Roger has nailed it again
A few quick thoughts from a 245 lbs guy who just went through all of this relatively recently
(1) With your weight, watch how you are falling into shallow water. It is really easy to twist your ankle. At my age (45) I begin to notice, these things do not want to heal quickly at all and leave behind some nasty residual, arthritis-like pains.
(2) Loosing some wight in any way you can will be really good for you
(3) If you are having the same problem I had at first with wrist and elbow pains, the good news is, they eventually get used to the increased loads. I was initially suffering immensly at night, especially with some minor arthritis problems i have.
(4) The foot and back pains are mainly a function of poor posture and position on the board. These will go away really fast as you progress. real soon, you will be probably quite amazed as how efrotlessly you can do certain things that used to be such a pain.
(5) Limit your wind speed/wave height exposure at first. Strong wind/high wave combinations are not only a spirit killer for a beginner, but will leave you totally exhausted sometimes after just a few attempts to get on the board and uphaul. That too improves greatly with the technique improvements and the sense of balance you gain with time.
(6) If you are not using shoes, try it. I have water shoos with relatively rigid soles and that has helped me with my initial strong foot fatigue. Off course, it may be a required safety item, depending on the bottom in your area.
Windsurfing will teach you humility, as you body will be defeated by the weather time after time in the months and years to come, and you will be tested to your limits. However, that is exactly what makes it such a great sport.

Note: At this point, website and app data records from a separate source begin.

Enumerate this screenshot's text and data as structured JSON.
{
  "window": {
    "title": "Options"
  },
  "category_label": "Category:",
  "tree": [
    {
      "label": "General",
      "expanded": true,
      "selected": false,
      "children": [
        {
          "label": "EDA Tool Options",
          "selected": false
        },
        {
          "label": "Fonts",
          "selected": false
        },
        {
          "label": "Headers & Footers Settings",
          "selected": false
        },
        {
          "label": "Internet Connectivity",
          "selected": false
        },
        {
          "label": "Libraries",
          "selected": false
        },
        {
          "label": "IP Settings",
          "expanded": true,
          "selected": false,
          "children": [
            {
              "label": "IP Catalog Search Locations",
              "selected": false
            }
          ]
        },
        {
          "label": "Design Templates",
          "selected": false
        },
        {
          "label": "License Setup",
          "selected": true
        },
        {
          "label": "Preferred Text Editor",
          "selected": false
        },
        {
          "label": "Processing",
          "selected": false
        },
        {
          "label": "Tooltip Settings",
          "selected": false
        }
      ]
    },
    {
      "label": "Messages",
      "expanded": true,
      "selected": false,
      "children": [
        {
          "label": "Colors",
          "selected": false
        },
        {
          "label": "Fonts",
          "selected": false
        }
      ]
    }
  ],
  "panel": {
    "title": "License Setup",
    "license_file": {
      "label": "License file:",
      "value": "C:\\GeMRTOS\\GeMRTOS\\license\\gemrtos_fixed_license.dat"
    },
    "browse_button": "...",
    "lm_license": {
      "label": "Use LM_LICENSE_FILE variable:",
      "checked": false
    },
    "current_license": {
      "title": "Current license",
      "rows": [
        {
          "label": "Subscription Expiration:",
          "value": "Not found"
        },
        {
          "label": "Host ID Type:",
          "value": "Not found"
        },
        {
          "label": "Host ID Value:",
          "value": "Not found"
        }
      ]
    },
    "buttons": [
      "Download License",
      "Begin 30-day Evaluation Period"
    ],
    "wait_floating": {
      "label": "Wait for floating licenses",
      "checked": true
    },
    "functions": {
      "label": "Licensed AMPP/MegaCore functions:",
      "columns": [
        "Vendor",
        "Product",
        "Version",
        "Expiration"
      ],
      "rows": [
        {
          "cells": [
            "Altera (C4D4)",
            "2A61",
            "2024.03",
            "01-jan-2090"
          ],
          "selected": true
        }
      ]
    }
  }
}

If you persevere, you will eventually get a very rewarding sense of accomplishment. And that is true at any skill level...